BEGIN Provided material

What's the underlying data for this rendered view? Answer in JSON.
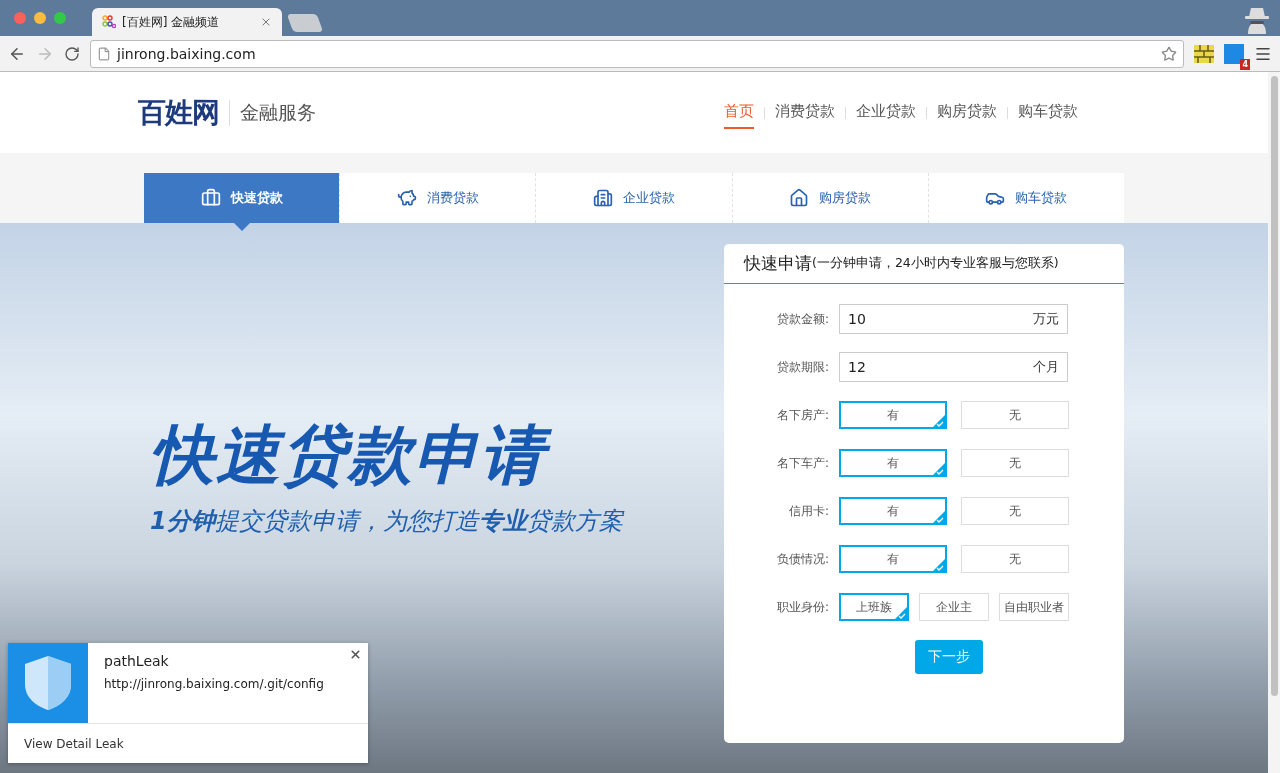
{
  "browser": {
    "tab_title": "[百姓网] 金融频道",
    "url": "jinrong.baixing.com",
    "extension_badge": "4"
  },
  "header": {
    "logo": "百姓网",
    "service": "金融服务",
    "nav": [
      {
        "label": "首页",
        "selected": true
      },
      {
        "label": "消费贷款",
        "selected": false
      },
      {
        "label": "企业贷款",
        "selected": false
      },
      {
        "label": "购房贷款",
        "selected": false
      },
      {
        "label": "购车贷款",
        "selected": false
      }
    ]
  },
  "product_tabs": [
    {
      "label": "快速贷款",
      "selected": true
    },
    {
      "label": "消费贷款",
      "selected": false
    },
    {
      "label": "企业贷款",
      "selected": false
    },
    {
      "label": "购房贷款",
      "selected": false
    },
    {
      "label": "购车贷款",
      "selected": false
    }
  ],
  "hero": {
    "title": "快速贷款申请",
    "subtitle": "**1分钟**提交贷款申请，为您打造**专业**贷款方案"
  },
  "form": {
    "title": "快速申请",
    "note": "(一分钟申请，24小时内专业客服与您联系)",
    "fields": [
      {
        "kind": "input",
        "label": "贷款金额:",
        "value": "10",
        "unit": "万元"
      },
      {
        "kind": "input",
        "label": "贷款期限:",
        "value": "12",
        "unit": "个月"
      },
      {
        "kind": "choice",
        "label": "名下房产:",
        "options": [
          {
            "label": "有",
            "selected": true
          },
          {
            "label": "无",
            "selected": false
          }
        ]
      },
      {
        "kind": "choice",
        "label": "名下车产:",
        "options": [
          {
            "label": "有",
            "selected": true
          },
          {
            "label": "无",
            "selected": false
          }
        ]
      },
      {
        "kind": "choice",
        "label": "信用卡:",
        "options": [
          {
            "label": "有",
            "selected": true
          },
          {
            "label": "无",
            "selected": false
          }
        ]
      },
      {
        "kind": "choice",
        "label": "负债情况:",
        "options": [
          {
            "label": "有",
            "selected": true
          },
          {
            "label": "无",
            "selected": false
          }
        ]
      },
      {
        "kind": "choice",
        "label": "职业身份:",
        "options": [
          {
            "label": "上班族",
            "selected": true
          },
          {
            "label": "企业主",
            "selected": false
          },
          {
            "label": "自由职业者",
            "selected": false
          }
        ]
      }
    ],
    "submit": "下一步"
  },
  "notification": {
    "title": "pathLeak",
    "url": "http://jinrong.baixing.com/.git/config",
    "link": "View Detail Leak"
  }
}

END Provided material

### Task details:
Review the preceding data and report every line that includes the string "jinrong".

### Exercise response:
    "url": "jinrong.baixing.com",
    "url": "http://jinrong.baixing.com/.git/config",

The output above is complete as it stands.